• _WORK ORDER_
Only the number is wanted: how many lines of the data contain "title"?

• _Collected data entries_

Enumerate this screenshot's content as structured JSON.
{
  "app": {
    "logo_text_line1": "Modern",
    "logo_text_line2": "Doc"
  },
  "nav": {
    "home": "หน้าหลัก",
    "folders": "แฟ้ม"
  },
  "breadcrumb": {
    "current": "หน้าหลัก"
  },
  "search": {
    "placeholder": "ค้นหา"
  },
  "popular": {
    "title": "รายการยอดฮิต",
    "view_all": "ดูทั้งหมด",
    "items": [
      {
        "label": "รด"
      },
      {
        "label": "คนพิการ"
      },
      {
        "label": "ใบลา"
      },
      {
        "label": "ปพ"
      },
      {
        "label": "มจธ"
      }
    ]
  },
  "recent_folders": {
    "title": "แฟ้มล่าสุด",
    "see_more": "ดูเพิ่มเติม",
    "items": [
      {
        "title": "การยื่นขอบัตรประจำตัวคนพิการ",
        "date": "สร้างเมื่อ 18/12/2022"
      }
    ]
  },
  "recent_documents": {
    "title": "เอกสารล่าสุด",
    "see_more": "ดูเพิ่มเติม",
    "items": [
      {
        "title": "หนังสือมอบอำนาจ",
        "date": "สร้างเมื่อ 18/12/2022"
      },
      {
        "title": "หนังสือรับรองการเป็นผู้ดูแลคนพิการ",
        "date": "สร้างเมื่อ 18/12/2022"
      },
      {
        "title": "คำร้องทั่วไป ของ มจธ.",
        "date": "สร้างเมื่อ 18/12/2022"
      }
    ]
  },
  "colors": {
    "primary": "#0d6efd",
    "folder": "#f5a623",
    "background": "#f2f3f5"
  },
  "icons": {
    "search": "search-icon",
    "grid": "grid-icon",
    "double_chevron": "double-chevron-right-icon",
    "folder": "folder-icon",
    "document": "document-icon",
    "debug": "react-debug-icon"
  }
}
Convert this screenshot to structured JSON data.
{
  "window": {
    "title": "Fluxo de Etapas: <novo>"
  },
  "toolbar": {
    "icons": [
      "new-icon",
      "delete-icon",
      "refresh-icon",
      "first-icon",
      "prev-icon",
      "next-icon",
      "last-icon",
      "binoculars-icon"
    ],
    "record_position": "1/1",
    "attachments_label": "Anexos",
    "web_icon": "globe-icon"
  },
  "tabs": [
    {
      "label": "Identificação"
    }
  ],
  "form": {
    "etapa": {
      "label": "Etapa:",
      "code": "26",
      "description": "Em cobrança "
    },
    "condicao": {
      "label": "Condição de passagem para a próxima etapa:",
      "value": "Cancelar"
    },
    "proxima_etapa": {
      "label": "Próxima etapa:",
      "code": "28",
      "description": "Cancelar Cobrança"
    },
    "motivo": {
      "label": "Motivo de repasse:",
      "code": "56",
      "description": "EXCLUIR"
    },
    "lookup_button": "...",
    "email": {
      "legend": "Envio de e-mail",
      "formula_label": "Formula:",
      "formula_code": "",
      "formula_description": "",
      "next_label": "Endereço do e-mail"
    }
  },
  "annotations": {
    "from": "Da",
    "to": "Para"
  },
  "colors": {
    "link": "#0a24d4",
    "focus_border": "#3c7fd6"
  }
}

• _RESULT_
8